The reason is that the single salary schedule, in addition to dictating far-below-market pay rates for a relatively small share of teachers, , mandates above-market pay rates for teachers who earn graduate degrees, regardless of the field of study, even though objective research has failed to find a single positive effect of teacher graduate degrees upon student performance.
School districts could also free up funds to increase pay for hard-to-fill teaching positions by making the currently automatic pay raises granted to teachers after every year of employment contingent on meeting minimum performance standards.
In addition to hurting schoolchildren and taxpayers, teacher union officials’ stubborn opposition to significant reform of the counterproductive single salary schedule obviously shortchanges many educators. And in more than 20 states, public policy adds insult to injury by empowering government union bosses to force teachers who choose not to join their organization to fork over fees to it as a condition of keeping their jobs.
In its upcoming term, the U.S. Supreme Court will hear Friedrichs v. California Teachers Association, a case in which independent-minded educators are challenging the constitutionality of forced union fees in the public sector. The Friedrichs case, which is based largely on precedents argued and won by National Right to Work Legal Defense Foundation attorneys and their clients, would not eliminate teacher union bosses’ monopoly-bargaining privileges.

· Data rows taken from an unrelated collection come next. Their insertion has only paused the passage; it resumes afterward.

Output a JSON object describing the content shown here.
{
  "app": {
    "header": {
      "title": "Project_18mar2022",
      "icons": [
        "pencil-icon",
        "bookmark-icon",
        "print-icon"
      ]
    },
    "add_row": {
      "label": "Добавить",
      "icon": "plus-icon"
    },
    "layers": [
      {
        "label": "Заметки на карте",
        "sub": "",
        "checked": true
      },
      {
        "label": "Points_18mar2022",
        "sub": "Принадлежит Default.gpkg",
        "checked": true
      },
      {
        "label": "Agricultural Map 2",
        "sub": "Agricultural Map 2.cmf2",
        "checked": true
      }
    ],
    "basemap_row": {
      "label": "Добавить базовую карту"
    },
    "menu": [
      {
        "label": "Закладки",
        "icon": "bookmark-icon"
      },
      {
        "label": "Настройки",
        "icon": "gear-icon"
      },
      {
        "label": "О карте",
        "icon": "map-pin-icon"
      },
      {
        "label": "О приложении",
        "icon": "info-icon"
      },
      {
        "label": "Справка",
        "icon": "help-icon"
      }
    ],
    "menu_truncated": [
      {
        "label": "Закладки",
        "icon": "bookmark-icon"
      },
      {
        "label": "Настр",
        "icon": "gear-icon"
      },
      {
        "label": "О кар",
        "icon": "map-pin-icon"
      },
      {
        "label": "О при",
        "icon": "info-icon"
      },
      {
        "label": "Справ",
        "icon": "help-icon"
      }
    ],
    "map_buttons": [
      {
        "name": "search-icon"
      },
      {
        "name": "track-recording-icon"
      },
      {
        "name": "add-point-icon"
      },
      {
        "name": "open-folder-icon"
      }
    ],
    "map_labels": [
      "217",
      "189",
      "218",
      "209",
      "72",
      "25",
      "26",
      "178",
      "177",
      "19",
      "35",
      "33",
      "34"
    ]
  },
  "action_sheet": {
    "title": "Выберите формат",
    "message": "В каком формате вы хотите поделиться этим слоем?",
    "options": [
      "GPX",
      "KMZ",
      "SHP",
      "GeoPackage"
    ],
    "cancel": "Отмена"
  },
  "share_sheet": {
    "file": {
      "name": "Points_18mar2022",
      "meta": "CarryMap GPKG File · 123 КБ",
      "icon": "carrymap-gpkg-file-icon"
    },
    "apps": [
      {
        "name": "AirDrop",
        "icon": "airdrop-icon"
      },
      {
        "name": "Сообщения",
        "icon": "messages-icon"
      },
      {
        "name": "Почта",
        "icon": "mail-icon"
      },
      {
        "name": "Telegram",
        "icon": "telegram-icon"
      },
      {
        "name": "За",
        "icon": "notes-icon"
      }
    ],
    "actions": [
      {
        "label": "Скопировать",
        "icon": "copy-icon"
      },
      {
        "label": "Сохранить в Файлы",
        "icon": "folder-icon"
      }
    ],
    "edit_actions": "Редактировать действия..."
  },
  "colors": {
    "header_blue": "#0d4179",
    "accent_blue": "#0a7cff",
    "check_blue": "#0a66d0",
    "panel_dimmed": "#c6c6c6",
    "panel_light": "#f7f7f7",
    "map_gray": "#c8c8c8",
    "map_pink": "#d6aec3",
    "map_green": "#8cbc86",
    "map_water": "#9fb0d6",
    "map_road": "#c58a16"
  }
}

But it would stop Big Labor from pouring salt in the wounds of educators whom this system harms by forcing them to bankroll it.